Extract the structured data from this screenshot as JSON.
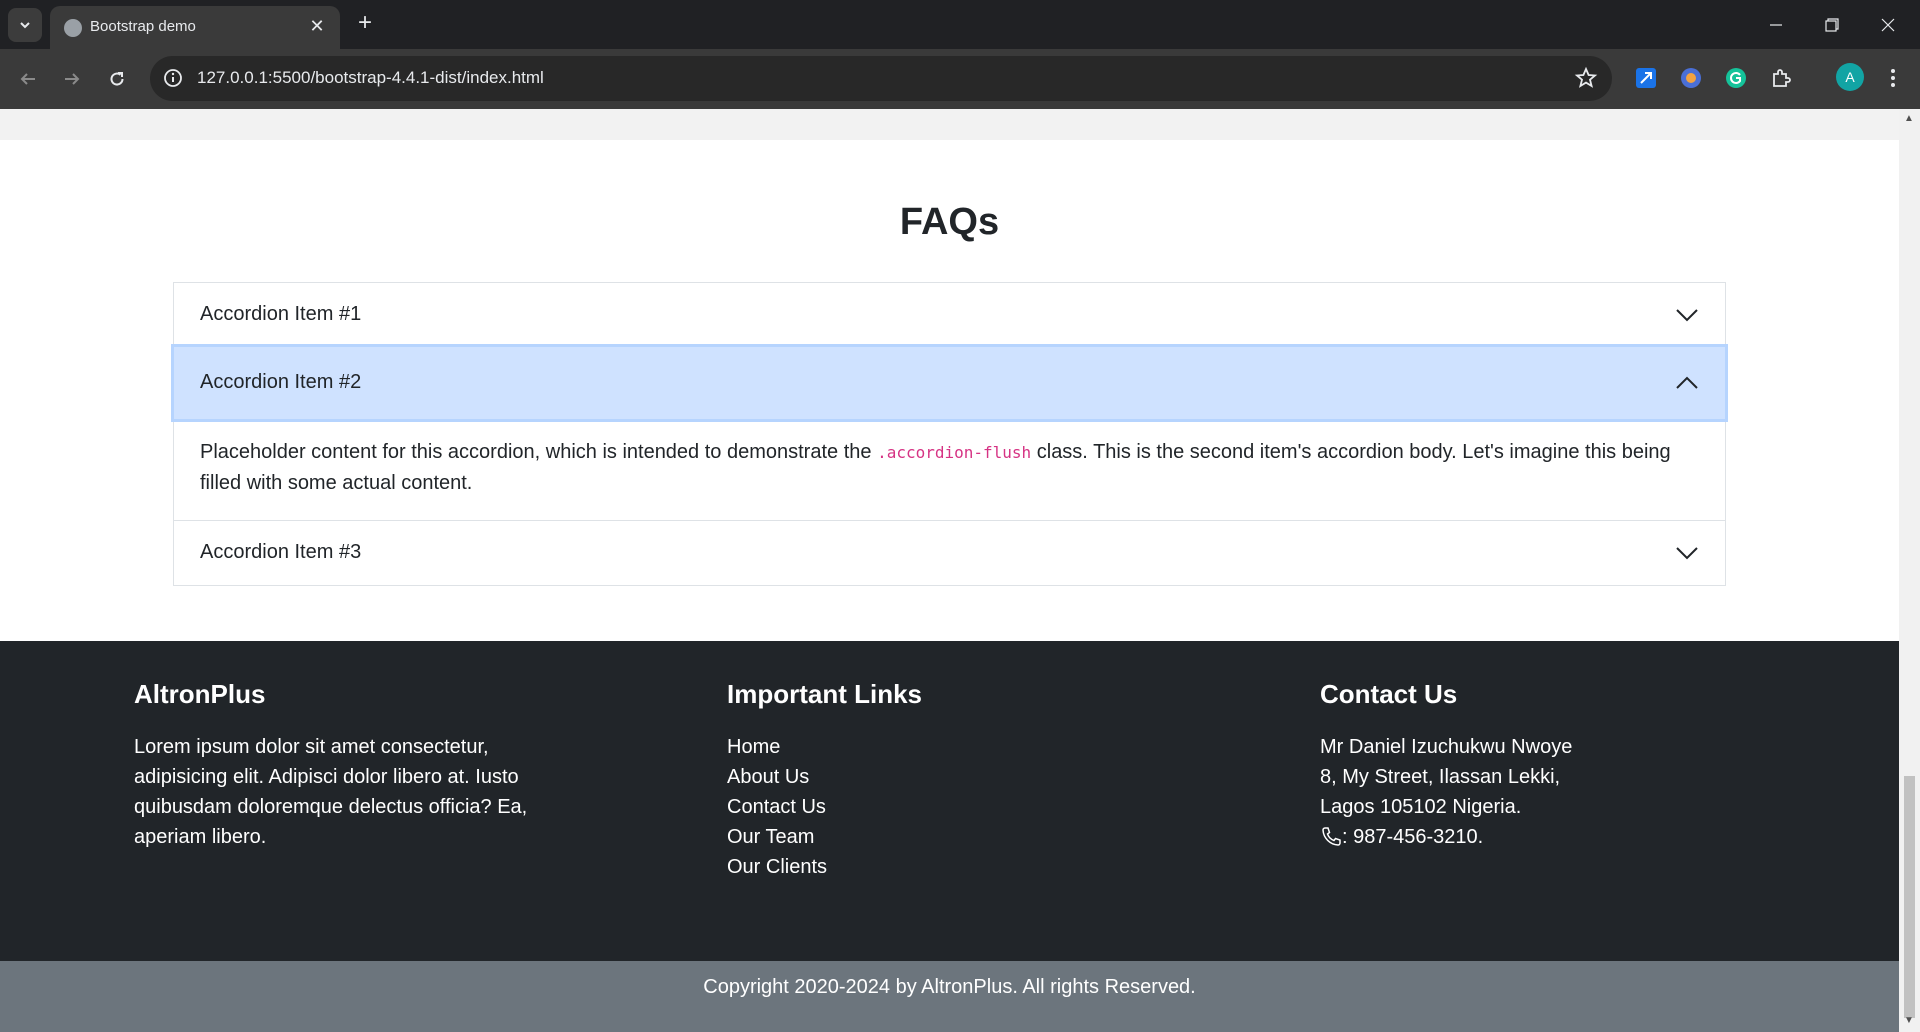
{
  "browser": {
    "tab_title": "Bootstrap demo",
    "url": "127.0.0.1:5500/bootstrap-4.4.1-dist/index.html",
    "avatar_letter": "A"
  },
  "faq": {
    "title": "FAQs",
    "items": [
      {
        "label": "Accordion Item #1",
        "expanded": false
      },
      {
        "label": "Accordion Item #2",
        "expanded": true,
        "body_before": "Placeholder content for this accordion, which is intended to demonstrate the ",
        "body_code": ".accordion-flush",
        "body_after": " class. This is the second item's accordion body. Let's imagine this being filled with some actual content."
      },
      {
        "label": "Accordion Item #3",
        "expanded": false
      }
    ]
  },
  "footer": {
    "brand": {
      "title": "AltronPlus",
      "text": "Lorem ipsum dolor sit amet consectetur, adipisicing elit. Adipisci dolor libero at. Iusto quibusdam doloremque delectus officia? Ea, aperiam libero."
    },
    "links": {
      "title": "Important Links",
      "items": [
        "Home",
        "About Us",
        "Contact Us",
        "Our Team",
        "Our Clients"
      ]
    },
    "contact": {
      "title": "Contact Us",
      "name": "Mr Daniel Izuchukwu Nwoye",
      "address1": "8, My Street, Ilassan Lekki,",
      "address2": "Lagos 105102 Nigeria.",
      "phone": ": 987-456-3210."
    },
    "copyright": "Copyright 2020-2024 by AltronPlus. All rights Reserved."
  }
}
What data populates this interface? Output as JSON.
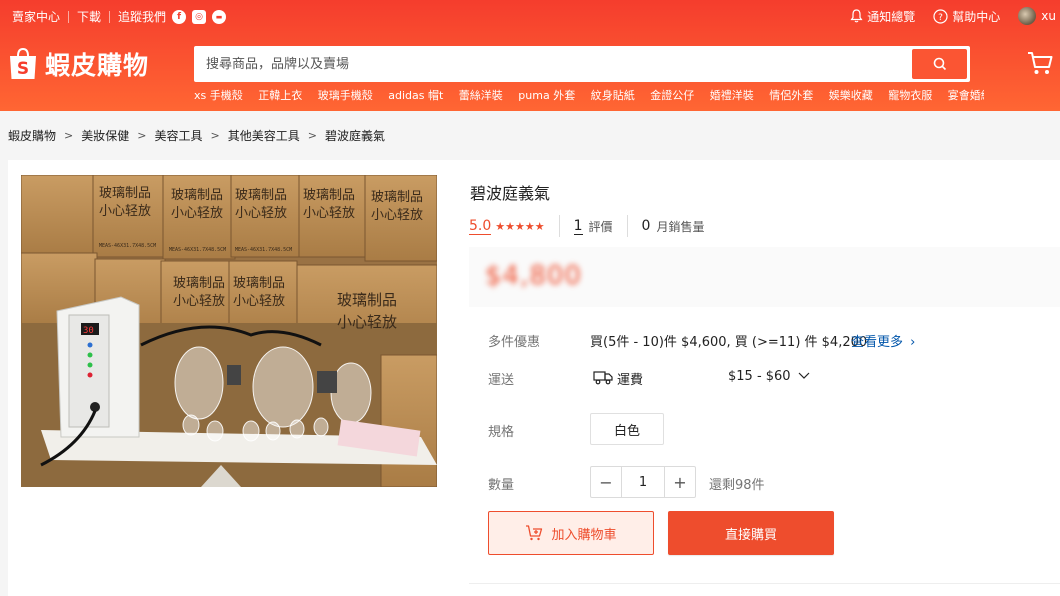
{
  "topbar": {
    "seller_center": "賣家中心",
    "download": "下載",
    "follow_us": "追蹤我們",
    "notifications": "通知總覽",
    "help": "幫助中心",
    "username": "xu"
  },
  "brand": {
    "name": "蝦皮購物",
    "logo_letter": "S",
    "accent": "#ee4d2d"
  },
  "search": {
    "placeholder": "搜尋商品，品牌以及賣場",
    "hot_words": [
      "xs 手機殼",
      "正韓上衣",
      "玻璃手機殼",
      "adidas 帽t",
      "蕾絲洋裝",
      "puma 外套",
      "紋身貼紙",
      "金證公仔",
      "婚禮洋裝",
      "情侶外套",
      "娛樂收藏",
      "寵物衣服",
      "宴會婚紗"
    ]
  },
  "breadcrumb": [
    "蝦皮購物",
    "美妝保健",
    "美容工具",
    "其他美容工具",
    "碧波庭義氣"
  ],
  "product": {
    "title": "碧波庭義氣",
    "rating": "5.0",
    "stars": "★★★★★",
    "review_count": "1",
    "review_label": "評價",
    "sold_count": "0",
    "sold_label": "月銷售量",
    "price": "$4,800",
    "bulk_label": "多件優惠",
    "bulk_text": "買(5件 - 10)件 $4,600, 買 (>=11) 件 $4,200",
    "see_more": "查看更多",
    "shipping_label": "運送",
    "shipping_fee_label": "運費",
    "shipping_fee": "$15 - $60",
    "variant_label": "規格",
    "variant_option": "白色",
    "qty_label": "數量",
    "qty_value": "1",
    "qty_minus": "−",
    "qty_plus": "+",
    "stock_text": "還剩98件",
    "add_to_cart": "加入購物車",
    "buy_now": "直接購買"
  },
  "photo": {
    "box_text_1": "玻璃制品",
    "box_text_2": "小心轻放",
    "box_code": "MEAS-46X31.7X48.5CM",
    "device_display": "30"
  }
}
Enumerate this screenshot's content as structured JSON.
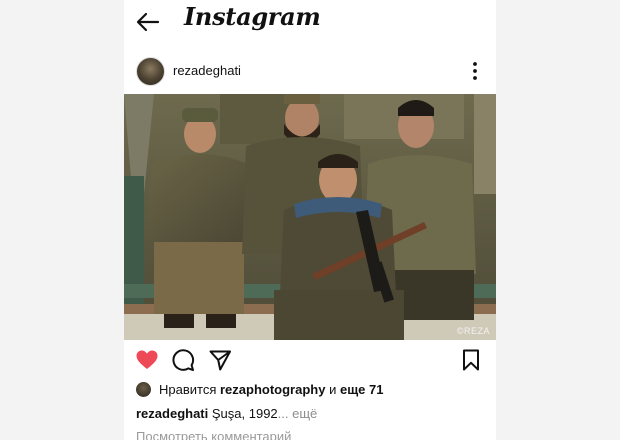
{
  "app": {
    "logo_text": "Instagram"
  },
  "post": {
    "author": "rezadeghati",
    "photo_watermark": "©REZA",
    "likes": {
      "prefix": "Нравится",
      "first_user": "rezaphotography",
      "conjunction": "и",
      "others": "еще 71"
    },
    "caption": {
      "author": "rezadeghati",
      "text": "Şuşa, 1992",
      "ellipsis": "...",
      "more_label": "ещё"
    },
    "view_comments_label": "Посмотреть комментарий"
  },
  "actions": {
    "liked": true,
    "like_color": "#ed4956"
  },
  "icons": [
    "back-arrow-icon",
    "more-vertical-icon",
    "heart-icon",
    "comment-icon",
    "share-icon",
    "bookmark-icon"
  ]
}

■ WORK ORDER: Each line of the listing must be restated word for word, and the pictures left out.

■ RESPONSE TO THE TASK:
Extract the structured data from this screenshot as JSON.
{
  "browser": {
    "tab_title": "Bootstrap demo",
    "url": "127.0.0.1:5500/bootstrap-4.4.1-dist/index.html",
    "avatar_letter": "A"
  },
  "faq": {
    "title": "FAQs",
    "items": [
      {
        "label": "Accordion Item #1",
        "expanded": false
      },
      {
        "label": "Accordion Item #2",
        "expanded": true,
        "body_before": "Placeholder content for this accordion, which is intended to demonstrate the ",
        "body_code": ".accordion-flush",
        "body_after": " class. This is the second item's accordion body. Let's imagine this being filled with some actual content."
      },
      {
        "label": "Accordion Item #3",
        "expanded": false
      }
    ]
  },
  "footer": {
    "brand": {
      "title": "AltronPlus",
      "text": "Lorem ipsum dolor sit amet consectetur, adipisicing elit. Adipisci dolor libero at. Iusto quibusdam doloremque delectus officia? Ea, aperiam libero."
    },
    "links": {
      "title": "Important Links",
      "items": [
        "Home",
        "About Us",
        "Contact Us",
        "Our Team",
        "Our Clients"
      ]
    },
    "contact": {
      "title": "Contact Us",
      "name": "Mr Daniel Izuchukwu Nwoye",
      "address1": "8, My Street, Ilassan Lekki,",
      "address2": "Lagos 105102 Nigeria.",
      "phone": ": 987-456-3210."
    },
    "copyright": "Copyright 2020-2024 by AltronPlus. All rights Reserved."
  }
}
What data populates this interface? Output as JSON.
{
  "topbar": {
    "seller_center": "賣家中心",
    "download": "下載",
    "follow_us": "追蹤我們",
    "notifications": "通知總覽",
    "help": "幫助中心",
    "username": "xu"
  },
  "brand": {
    "name": "蝦皮購物",
    "logo_letter": "S",
    "accent": "#ee4d2d"
  },
  "search": {
    "placeholder": "搜尋商品，品牌以及賣場",
    "hot_words": [
      "xs 手機殼",
      "正韓上衣",
      "玻璃手機殼",
      "adidas 帽t",
      "蕾絲洋裝",
      "puma 外套",
      "紋身貼紙",
      "金證公仔",
      "婚禮洋裝",
      "情侶外套",
      "娛樂收藏",
      "寵物衣服",
      "宴會婚紗"
    ]
  },
  "breadcrumb": [
    "蝦皮購物",
    "美妝保健",
    "美容工具",
    "其他美容工具",
    "碧波庭義氣"
  ],
  "product": {
    "title": "碧波庭義氣",
    "rating": "5.0",
    "stars": "★★★★★",
    "review_count": "1",
    "review_label": "評價",
    "sold_count": "0",
    "sold_label": "月銷售量",
    "price": "$4,800",
    "bulk_label": "多件優惠",
    "bulk_text": "買(5件 - 10)件 $4,600, 買 (>=11) 件 $4,200",
    "see_more": "查看更多",
    "shipping_label": "運送",
    "shipping_fee_label": "運費",
    "shipping_fee": "$15 - $60",
    "variant_label": "規格",
    "variant_option": "白色",
    "qty_label": "數量",
    "qty_value": "1",
    "qty_minus": "−",
    "qty_plus": "+",
    "stock_text": "還剩98件",
    "add_to_cart": "加入購物車",
    "buy_now": "直接購買"
  },
  "photo": {
    "box_text_1": "玻璃制品",
    "box_text_2": "小心轻放",
    "box_code": "MEAS-46X31.7X48.5CM",
    "device_display": "30"
  }
}
Enumerate this screenshot's content as structured JSON.
{
  "app": {
    "logo_text": "Instagram"
  },
  "post": {
    "author": "rezadeghati",
    "photo_watermark": "©REZA",
    "likes": {
      "prefix": "Нравится",
      "first_user": "rezaphotography",
      "conjunction": "и",
      "others": "еще 71"
    },
    "caption": {
      "author": "rezadeghati",
      "text": "Şuşa, 1992",
      "ellipsis": "...",
      "more_label": "ещё"
    },
    "view_comments_label": "Посмотреть комментарий"
  },
  "actions": {
    "liked": true,
    "like_color": "#ed4956"
  },
  "icons": [
    "back-arrow-icon",
    "more-vertical-icon",
    "heart-icon",
    "comment-icon",
    "share-icon",
    "bookmark-icon"
  ]
}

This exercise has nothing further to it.